» Work to be completed
Using the records below, find every line that includes "Blackhawk" and copy it.

Segment Start: Task data

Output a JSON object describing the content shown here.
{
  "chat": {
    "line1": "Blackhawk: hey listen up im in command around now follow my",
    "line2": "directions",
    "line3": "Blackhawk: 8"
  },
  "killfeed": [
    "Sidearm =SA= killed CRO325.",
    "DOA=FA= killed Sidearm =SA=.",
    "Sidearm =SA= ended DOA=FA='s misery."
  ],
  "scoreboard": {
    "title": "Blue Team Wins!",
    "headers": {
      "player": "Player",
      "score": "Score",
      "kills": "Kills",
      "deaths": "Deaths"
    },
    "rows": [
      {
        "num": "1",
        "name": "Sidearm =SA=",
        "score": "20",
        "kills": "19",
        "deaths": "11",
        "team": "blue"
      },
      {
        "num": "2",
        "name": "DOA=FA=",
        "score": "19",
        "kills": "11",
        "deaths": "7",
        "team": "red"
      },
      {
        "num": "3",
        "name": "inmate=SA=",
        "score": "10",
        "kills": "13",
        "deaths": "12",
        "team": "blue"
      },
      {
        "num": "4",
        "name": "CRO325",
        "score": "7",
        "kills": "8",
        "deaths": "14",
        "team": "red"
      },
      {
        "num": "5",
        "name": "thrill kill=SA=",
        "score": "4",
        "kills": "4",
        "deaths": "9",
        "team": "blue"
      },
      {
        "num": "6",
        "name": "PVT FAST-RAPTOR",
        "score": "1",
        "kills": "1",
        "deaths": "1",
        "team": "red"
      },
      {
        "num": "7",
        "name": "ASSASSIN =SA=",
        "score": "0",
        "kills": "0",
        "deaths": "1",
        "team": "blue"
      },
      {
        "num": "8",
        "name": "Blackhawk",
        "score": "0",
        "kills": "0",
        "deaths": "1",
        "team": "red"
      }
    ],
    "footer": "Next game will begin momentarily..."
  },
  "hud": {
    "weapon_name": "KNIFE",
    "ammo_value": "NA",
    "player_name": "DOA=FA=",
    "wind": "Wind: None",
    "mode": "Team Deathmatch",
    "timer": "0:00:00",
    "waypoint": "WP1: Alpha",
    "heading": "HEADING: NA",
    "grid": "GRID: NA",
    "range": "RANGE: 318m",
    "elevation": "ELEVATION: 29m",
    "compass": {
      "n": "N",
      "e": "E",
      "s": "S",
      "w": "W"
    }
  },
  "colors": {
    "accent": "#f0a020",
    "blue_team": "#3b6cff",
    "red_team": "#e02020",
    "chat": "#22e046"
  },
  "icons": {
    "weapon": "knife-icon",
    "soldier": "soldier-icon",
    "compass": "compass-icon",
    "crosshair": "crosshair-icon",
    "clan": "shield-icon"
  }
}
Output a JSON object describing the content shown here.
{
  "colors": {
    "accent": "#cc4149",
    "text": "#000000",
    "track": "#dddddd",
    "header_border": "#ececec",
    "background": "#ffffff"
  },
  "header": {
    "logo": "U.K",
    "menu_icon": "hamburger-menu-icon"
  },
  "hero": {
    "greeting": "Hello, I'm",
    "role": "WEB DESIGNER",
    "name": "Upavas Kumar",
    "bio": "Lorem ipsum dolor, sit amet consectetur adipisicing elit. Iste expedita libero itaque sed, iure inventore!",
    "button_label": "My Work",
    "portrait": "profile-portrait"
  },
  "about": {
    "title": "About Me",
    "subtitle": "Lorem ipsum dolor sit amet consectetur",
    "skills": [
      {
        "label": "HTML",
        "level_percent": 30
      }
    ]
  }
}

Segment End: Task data
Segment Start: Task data

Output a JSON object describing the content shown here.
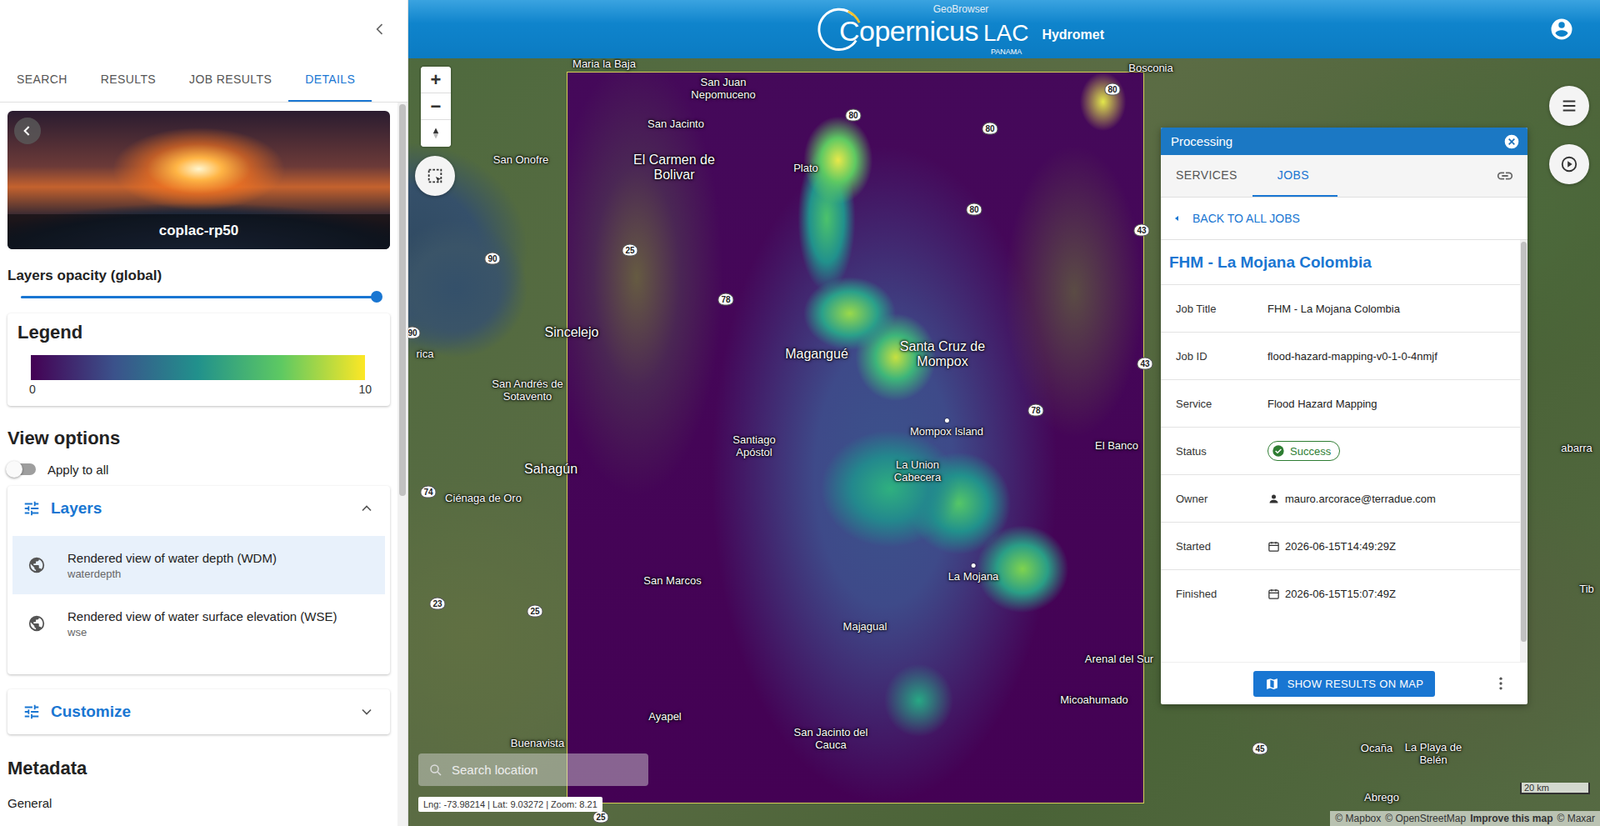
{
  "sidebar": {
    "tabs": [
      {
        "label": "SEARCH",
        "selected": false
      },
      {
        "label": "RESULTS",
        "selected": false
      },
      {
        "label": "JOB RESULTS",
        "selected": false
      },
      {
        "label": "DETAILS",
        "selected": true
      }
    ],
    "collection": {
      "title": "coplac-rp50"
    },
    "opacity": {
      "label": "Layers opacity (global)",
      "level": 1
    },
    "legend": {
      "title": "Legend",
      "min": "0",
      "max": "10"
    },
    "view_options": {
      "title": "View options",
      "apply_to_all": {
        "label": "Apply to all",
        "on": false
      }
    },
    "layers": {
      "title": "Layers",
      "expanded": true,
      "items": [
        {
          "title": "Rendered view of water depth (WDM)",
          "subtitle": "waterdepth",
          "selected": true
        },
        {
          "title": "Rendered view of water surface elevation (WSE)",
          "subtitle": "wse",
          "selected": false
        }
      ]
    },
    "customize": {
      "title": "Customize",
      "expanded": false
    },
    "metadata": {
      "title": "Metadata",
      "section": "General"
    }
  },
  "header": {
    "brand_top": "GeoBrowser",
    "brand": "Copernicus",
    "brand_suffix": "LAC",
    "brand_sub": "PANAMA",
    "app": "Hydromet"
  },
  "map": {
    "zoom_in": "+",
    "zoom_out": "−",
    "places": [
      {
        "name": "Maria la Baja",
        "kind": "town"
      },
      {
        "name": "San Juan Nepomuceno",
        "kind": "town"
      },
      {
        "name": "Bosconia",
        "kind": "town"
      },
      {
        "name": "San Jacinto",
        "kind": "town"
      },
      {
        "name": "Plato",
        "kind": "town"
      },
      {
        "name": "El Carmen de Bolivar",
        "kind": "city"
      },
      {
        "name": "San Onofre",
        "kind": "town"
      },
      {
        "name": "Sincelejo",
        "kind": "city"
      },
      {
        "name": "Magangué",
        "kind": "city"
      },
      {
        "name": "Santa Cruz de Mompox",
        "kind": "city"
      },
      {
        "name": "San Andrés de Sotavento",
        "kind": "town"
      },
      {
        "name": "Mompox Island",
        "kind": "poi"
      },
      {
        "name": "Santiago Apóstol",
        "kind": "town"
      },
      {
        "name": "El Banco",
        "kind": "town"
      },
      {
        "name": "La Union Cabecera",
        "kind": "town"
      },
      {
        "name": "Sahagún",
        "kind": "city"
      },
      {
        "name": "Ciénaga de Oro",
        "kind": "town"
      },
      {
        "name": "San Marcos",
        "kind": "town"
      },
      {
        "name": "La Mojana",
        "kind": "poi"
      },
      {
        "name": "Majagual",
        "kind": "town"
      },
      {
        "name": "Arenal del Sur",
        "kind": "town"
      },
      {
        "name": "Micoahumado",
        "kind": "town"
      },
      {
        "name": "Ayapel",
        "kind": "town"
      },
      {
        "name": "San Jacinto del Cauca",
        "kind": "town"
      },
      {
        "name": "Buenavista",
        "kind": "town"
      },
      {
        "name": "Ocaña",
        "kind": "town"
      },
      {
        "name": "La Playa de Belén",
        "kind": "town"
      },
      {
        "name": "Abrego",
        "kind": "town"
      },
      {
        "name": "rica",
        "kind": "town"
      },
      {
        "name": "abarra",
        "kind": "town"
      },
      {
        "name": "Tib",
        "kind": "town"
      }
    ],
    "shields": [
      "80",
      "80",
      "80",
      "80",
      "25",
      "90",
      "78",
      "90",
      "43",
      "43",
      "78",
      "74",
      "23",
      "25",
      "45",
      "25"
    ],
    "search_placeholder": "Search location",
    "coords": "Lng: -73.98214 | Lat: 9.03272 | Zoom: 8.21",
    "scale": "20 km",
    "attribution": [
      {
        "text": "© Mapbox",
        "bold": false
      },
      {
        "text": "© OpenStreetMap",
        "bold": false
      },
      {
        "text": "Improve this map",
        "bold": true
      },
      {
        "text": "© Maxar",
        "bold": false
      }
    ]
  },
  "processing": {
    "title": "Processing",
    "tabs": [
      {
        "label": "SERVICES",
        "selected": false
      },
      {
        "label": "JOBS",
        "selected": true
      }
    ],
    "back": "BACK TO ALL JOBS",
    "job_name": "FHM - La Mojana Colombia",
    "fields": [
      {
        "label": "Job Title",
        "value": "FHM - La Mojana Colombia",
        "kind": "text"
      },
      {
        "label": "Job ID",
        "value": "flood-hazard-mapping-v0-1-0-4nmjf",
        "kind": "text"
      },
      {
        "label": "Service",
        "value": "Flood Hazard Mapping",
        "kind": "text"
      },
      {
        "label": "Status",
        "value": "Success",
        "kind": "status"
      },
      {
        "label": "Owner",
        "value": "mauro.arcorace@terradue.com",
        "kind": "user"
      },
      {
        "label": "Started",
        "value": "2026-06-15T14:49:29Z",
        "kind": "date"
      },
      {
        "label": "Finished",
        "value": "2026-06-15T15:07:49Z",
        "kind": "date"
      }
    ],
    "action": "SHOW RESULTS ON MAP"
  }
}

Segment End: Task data

» Problem solution
    "line1": "Blackhawk: hey listen up im in command around now follow my",
    "line3": "Blackhawk: 8"
        "name": "Blackhawk",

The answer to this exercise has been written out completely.